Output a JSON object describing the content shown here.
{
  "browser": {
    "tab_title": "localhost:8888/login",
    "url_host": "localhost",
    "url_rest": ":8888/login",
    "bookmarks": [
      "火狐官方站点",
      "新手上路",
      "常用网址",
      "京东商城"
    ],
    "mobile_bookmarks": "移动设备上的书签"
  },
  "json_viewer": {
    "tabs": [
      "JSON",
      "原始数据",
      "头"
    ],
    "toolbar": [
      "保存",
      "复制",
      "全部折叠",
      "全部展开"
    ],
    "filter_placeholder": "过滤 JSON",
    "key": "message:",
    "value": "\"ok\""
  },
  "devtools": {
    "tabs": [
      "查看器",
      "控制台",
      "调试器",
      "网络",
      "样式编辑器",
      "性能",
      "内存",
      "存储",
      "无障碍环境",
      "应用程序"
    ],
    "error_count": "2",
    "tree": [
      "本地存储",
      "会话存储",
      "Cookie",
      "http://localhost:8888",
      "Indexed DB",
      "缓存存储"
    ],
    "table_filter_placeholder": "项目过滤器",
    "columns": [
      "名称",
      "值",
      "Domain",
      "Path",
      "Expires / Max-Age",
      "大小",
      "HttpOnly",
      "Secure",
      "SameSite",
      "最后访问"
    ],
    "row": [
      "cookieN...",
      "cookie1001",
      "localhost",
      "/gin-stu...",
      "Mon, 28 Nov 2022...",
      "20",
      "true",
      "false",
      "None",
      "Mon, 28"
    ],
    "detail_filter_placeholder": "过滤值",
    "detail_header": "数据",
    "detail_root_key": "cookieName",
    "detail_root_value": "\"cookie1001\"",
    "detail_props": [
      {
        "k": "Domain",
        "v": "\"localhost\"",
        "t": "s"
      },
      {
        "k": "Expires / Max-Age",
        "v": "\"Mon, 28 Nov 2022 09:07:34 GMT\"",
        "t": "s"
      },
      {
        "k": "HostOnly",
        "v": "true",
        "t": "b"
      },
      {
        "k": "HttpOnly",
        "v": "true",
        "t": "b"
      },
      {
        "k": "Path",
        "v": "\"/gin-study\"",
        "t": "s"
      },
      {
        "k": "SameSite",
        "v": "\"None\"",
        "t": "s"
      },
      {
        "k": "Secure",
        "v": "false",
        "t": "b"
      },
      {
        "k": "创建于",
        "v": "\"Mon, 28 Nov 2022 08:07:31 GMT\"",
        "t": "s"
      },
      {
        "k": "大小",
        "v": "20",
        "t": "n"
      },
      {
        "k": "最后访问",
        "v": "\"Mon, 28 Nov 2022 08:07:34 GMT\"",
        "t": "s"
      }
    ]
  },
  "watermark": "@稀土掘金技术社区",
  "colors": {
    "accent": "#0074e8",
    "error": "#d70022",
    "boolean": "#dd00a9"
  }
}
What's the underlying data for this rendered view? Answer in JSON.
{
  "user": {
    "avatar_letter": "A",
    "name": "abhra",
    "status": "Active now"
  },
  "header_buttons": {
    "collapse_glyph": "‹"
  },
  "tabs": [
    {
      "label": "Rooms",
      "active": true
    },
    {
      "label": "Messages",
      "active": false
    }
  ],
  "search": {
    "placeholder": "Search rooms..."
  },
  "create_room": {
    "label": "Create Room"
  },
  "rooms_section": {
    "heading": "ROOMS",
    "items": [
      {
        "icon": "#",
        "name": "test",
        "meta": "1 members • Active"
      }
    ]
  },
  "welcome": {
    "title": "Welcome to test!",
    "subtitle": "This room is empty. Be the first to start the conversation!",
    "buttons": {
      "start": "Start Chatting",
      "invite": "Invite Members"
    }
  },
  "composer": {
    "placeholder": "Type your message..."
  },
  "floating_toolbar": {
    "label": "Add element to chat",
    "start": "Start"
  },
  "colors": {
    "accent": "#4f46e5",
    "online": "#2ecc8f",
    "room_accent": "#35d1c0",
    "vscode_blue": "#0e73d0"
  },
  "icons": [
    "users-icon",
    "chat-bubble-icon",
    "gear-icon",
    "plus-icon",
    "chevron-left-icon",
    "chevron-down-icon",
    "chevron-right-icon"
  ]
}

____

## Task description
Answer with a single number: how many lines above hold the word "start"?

## Reply
3